#### RECORDS SUPPLIED
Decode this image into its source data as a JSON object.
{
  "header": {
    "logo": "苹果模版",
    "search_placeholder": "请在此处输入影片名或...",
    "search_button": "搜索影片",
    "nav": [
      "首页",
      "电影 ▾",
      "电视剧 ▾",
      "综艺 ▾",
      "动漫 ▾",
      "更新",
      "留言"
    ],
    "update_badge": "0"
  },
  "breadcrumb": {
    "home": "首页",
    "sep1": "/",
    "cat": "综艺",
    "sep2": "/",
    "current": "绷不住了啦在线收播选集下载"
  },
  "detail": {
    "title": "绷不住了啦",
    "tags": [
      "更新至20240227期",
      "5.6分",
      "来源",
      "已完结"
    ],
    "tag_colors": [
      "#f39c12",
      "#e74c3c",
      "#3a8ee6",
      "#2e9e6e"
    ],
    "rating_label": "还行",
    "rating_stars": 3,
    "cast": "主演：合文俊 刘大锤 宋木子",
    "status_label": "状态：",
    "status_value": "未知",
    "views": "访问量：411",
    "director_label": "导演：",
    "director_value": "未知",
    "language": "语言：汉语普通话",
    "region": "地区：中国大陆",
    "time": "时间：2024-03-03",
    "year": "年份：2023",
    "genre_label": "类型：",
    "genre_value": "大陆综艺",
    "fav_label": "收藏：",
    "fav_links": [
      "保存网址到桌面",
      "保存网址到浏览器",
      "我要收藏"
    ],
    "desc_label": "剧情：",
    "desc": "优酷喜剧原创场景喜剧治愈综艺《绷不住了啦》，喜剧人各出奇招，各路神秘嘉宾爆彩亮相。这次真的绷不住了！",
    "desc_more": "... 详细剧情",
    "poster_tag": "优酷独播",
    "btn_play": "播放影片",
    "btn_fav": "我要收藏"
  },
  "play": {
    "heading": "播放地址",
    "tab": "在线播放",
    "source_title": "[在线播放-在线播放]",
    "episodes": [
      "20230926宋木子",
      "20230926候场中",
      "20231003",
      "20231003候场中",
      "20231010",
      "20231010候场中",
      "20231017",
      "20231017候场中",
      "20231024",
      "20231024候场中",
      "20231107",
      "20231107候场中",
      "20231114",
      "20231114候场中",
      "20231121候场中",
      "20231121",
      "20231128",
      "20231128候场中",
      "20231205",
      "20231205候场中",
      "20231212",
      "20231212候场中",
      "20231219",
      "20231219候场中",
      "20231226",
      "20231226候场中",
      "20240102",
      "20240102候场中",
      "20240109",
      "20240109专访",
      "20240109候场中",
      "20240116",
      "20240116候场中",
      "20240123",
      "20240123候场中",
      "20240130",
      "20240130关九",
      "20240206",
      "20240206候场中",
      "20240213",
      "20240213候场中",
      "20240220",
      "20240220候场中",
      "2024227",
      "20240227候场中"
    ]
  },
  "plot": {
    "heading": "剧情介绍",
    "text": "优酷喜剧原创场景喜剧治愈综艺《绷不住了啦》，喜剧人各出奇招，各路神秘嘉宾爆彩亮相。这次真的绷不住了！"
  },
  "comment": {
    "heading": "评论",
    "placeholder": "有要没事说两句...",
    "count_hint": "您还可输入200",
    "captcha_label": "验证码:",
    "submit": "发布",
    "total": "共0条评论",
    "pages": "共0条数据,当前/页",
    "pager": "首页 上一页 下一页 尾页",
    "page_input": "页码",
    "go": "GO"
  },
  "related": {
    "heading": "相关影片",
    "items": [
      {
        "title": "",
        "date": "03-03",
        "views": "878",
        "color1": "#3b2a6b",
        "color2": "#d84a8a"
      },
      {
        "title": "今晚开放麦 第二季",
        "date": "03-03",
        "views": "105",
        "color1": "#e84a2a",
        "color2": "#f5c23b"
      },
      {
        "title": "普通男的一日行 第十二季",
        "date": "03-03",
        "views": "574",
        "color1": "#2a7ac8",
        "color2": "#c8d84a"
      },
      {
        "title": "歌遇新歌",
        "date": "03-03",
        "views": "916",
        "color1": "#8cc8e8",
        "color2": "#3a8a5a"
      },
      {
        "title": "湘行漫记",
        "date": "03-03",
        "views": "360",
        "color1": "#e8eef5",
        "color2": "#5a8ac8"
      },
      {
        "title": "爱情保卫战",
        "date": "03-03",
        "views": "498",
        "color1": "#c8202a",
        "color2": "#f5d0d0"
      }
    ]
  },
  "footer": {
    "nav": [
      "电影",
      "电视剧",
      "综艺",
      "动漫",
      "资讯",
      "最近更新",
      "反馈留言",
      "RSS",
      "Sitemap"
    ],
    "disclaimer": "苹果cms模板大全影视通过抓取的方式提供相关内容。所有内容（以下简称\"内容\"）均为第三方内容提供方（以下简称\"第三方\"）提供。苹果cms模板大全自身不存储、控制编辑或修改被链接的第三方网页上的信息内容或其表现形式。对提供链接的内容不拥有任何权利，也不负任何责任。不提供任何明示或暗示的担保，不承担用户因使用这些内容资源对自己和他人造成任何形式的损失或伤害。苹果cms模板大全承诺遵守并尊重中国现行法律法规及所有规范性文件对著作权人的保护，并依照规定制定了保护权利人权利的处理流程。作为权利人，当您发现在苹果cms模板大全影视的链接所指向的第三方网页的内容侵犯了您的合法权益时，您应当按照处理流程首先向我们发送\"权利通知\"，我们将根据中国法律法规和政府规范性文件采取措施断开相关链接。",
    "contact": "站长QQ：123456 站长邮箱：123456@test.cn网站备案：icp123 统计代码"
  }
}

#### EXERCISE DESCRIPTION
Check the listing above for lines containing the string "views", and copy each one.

#### ANSWER SECTION
    "views": "访问量：411",
        "views": "878",
        "views": "105",
        "views": "574",
        "views": "916",
        "views": "360",
        "views": "498",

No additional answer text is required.